= Beginning of Section =
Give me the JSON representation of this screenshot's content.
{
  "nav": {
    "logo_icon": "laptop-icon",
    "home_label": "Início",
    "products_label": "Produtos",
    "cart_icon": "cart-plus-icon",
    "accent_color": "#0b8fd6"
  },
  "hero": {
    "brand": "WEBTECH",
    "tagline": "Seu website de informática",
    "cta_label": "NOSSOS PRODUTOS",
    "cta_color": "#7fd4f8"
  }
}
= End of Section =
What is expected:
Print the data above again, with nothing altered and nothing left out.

Answer section:
Give me the JSON representation of this screenshot's content.
{
  "nav": {
    "logo_icon": "laptop-icon",
    "home_label": "Início",
    "products_label": "Produtos",
    "cart_icon": "cart-plus-icon",
    "accent_color": "#0b8fd6"
  },
  "hero": {
    "brand": "WEBTECH",
    "tagline": "Seu website de informática",
    "cta_label": "NOSSOS PRODUTOS",
    "cta_color": "#7fd4f8"
  }
}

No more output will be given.